"Low volatility across asset classes may give a false sense of security and bond markets may be caught napping," HSBC strategists led by Mr Major wrote in a note published Monday.
"The risk is that with increasingly interconnected capital markets, driven by years of international spillover from quantitative easing, local triggers can have a more global impact than before."
Mr Major's bearish case: The European Central Bank's asset-purchase program won't be as large over the next year as the 12 months prior, while there's a natural cap on credit demand as yields sit "materially below" typical expense ratios for retail funds, and to a lesser-extent insurance funds.
"Gross yields leave very little left for income-seeking savers," he adds.
"Spreads could widen with a volatility shock."
The strategist also takes exception with the argument that the euro-area economy is ensnared by Japanese-style stagnation, which would keep spreads in check for decades to come, amid low interest rates and a lifeless corporate sector.
The biggest reason the parallel fails: Japanese companies are awash with cash amid decades of deleveraging and low capital expenditures, with net debt at just 35 per cent of gross domestic product.
Non-financial corporate debt in the euro area, by contrast, has risen to 104 per cent, from 92.5 per cent pre crisis, suggesting investors should be better paid for the leverage sitting on Europe's corporate balance sheets.
"Such expensive levels could persist for some time should volatility stay low, but this phase of the cycle is an unattractive time to own spread duration," Mr Major concludes.
Even after currency hedging for euro-based investors, high-rated obligations issued by US and UK companies with strong balance sheets still stand out as "less egregiously expensive investment choices for those market participants who still need to be invested at this stage of the cycle," Mr Major says.
HSBC also turned bearish on high-yield euro debt early last month, for the first time in three years, citing unattractive valuations.

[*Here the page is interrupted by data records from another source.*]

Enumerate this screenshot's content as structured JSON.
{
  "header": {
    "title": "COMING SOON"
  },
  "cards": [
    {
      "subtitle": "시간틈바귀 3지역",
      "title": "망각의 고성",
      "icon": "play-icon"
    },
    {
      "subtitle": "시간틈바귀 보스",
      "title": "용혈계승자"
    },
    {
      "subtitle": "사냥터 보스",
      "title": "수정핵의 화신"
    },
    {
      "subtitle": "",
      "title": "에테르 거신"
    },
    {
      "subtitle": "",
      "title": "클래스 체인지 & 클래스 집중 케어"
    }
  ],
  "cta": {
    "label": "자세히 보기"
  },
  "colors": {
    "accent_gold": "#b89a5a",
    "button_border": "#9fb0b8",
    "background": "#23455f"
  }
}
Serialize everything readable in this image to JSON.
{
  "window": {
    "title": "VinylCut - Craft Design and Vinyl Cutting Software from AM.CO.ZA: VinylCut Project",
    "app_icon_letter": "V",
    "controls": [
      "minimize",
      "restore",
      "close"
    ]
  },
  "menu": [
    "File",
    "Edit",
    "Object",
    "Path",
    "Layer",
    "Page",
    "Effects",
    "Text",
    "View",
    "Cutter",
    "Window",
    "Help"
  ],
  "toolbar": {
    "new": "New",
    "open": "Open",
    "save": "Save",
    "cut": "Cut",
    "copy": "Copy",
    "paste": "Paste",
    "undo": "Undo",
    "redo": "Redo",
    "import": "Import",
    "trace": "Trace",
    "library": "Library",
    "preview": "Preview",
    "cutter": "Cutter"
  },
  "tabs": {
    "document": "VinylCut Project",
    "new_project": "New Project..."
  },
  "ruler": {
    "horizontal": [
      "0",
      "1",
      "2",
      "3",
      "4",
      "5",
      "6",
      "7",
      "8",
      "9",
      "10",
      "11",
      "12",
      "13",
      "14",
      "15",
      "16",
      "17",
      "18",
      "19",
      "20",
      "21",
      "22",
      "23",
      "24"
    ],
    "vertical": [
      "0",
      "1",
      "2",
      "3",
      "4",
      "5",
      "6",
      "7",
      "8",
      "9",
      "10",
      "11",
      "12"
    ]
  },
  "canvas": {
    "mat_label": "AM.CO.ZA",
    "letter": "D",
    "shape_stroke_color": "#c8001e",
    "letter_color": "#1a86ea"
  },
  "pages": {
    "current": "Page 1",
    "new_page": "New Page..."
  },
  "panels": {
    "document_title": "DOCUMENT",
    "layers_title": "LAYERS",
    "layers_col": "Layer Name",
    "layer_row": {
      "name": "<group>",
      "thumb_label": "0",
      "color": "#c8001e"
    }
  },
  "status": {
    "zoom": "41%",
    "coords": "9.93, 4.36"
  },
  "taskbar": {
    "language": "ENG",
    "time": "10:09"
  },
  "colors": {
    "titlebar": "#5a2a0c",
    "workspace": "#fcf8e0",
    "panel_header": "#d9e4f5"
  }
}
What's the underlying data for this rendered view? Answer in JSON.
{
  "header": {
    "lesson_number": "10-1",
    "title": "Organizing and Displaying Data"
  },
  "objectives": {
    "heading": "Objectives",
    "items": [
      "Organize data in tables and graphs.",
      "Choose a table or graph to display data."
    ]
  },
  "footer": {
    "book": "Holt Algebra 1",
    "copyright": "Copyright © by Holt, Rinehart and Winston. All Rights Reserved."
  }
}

When you adjust for the impact of credit ratings, investors in European high-grade debt are receiving even less compensation for credit risk, bringing premiums a fraction away from record lows.